I have much more sympathy with the Aristotelian approach, but I wrote this piece on why I don’t think eudaimonia can be empirically measured. In brief, eudaimonia involves questions of virtue, the meaning of life, the function of man, and the existence (or non-existence) of God and the after-life. These questions can’t be answered empirically, because they are questions of moral belief, and also of faith. I argue that measuring well-being may be a technocratic solution to a spiritual question.

Lord Layard recently conducted a ‘Sunday Sermon’ on happiness at the School of Life. As I explore in this new report for the Franco-British Council, someone else once performed a ‘secular sermon on happiness’ – the Jacobin revolutionary, Joseph-Marie Lequino, in 1793. He told the people of Rochefort: “All, in a word, big or small, strong or weak, young or old, we all dream of happiness!”

Get happy! Or else, the guillotine. In other happy news, Cambridge University’s Well-Being Institute published interesting results from a 65-year longitudinal study in the Journal of Positive Psychology, which found that happy children were more likely to be happy adults…but also more likely to get divorced. This could be a problem for Lord Layard’s happiness agenda – his Good Childhood report found that children with step-parents or single parents were ‘50% more likely to suffer emotional and behavioural problems’. So whose happiness comes first?

Philip Blond’s think-tank, ResPublica, is increasingly looking at well-being issues. This week, they hosted Professor John Helliwell of the University of British Columbia, who talked about the importance of trust to well-being. The more we trust the people around us, the happier we feel. This brushes against the ugly elephant in the well-being chat-room: does multiculturalism make us less trustful, and therefore less happy? Harvard professor Robert Putnam has argued it does. He studied the relationship between trust and diversity for a decade, and concluded the American city with the highest diversity, Los Angeles, also had the lowest levels of trust: “In the presence of [ethnic] diversity, we hunker down. We act like turtles. The effect of diversity is worse than had been imagined. And it’s not just that we don’t trust people who are not like us. In diverse communities, we don’t trust people who do look like us.”
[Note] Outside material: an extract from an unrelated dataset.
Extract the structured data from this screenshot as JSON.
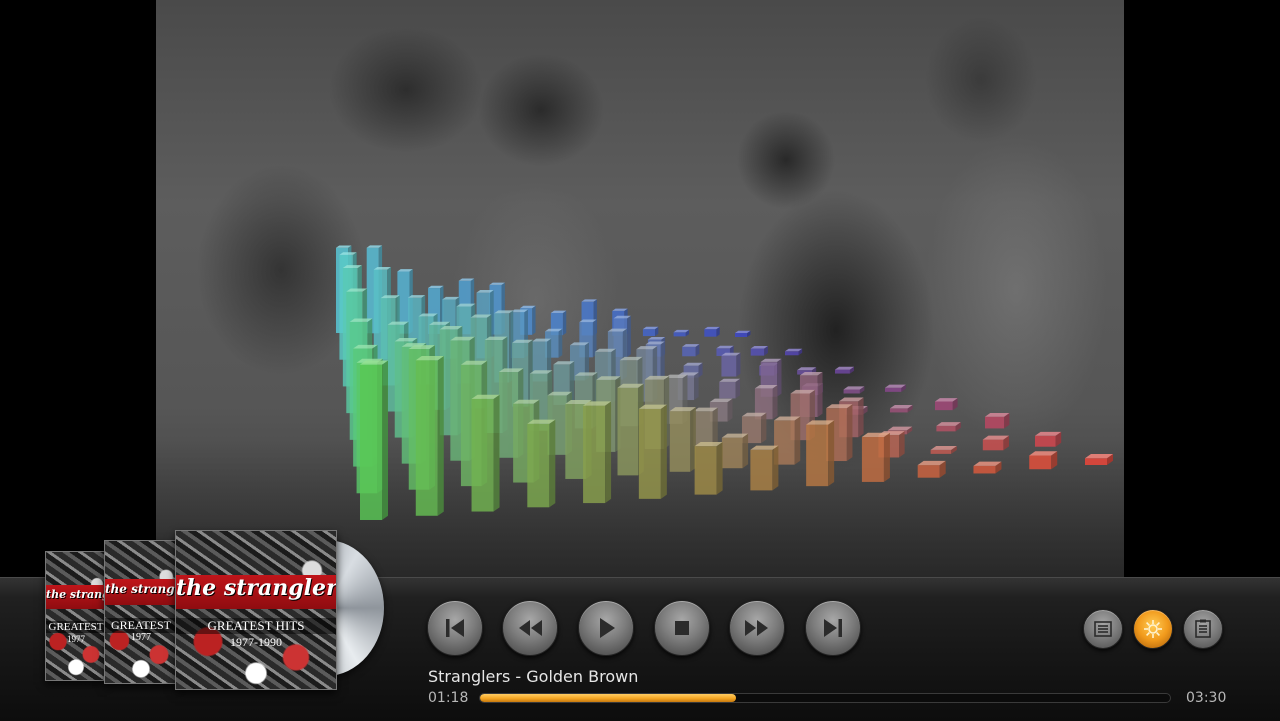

Is that one of the reasons Scandinavian societies are happier (although minorities in Scandinavian countries are particularly unhappy)? How do we get different ethnicities within the same local community talking to each other? How can we talk about pluralism and multiculturalism in such a way as not to offend each other? These issues have been in my head this week – the London Philosophy Club is an example of a very diverse, vibrant group that shares a common love of ideas and debating. Someone posted a discussion thread on our website this week called ‘How do we protect ourselves from Islam?’ Some members complained, I deleted the thread, now other members are complaining about infringing their free speech. Doh…

Finally, we can’t go this week without mentioning the King of Winning, Charlie Sheen. The world has marveled at his series of media interviews this week, and the sheer scale of his Hollywood egomania: ‘tiger blood’, ‘fire-breathing hands’, ‘Adonis DNA’, ‘bitchin’ rock-star from Mars’. Wow. No wonder Scientology is so popular in Hollywood. Here’s a mash-up someone did of Sheen’s quotes with cartoons from the New Yorker.

See you next week,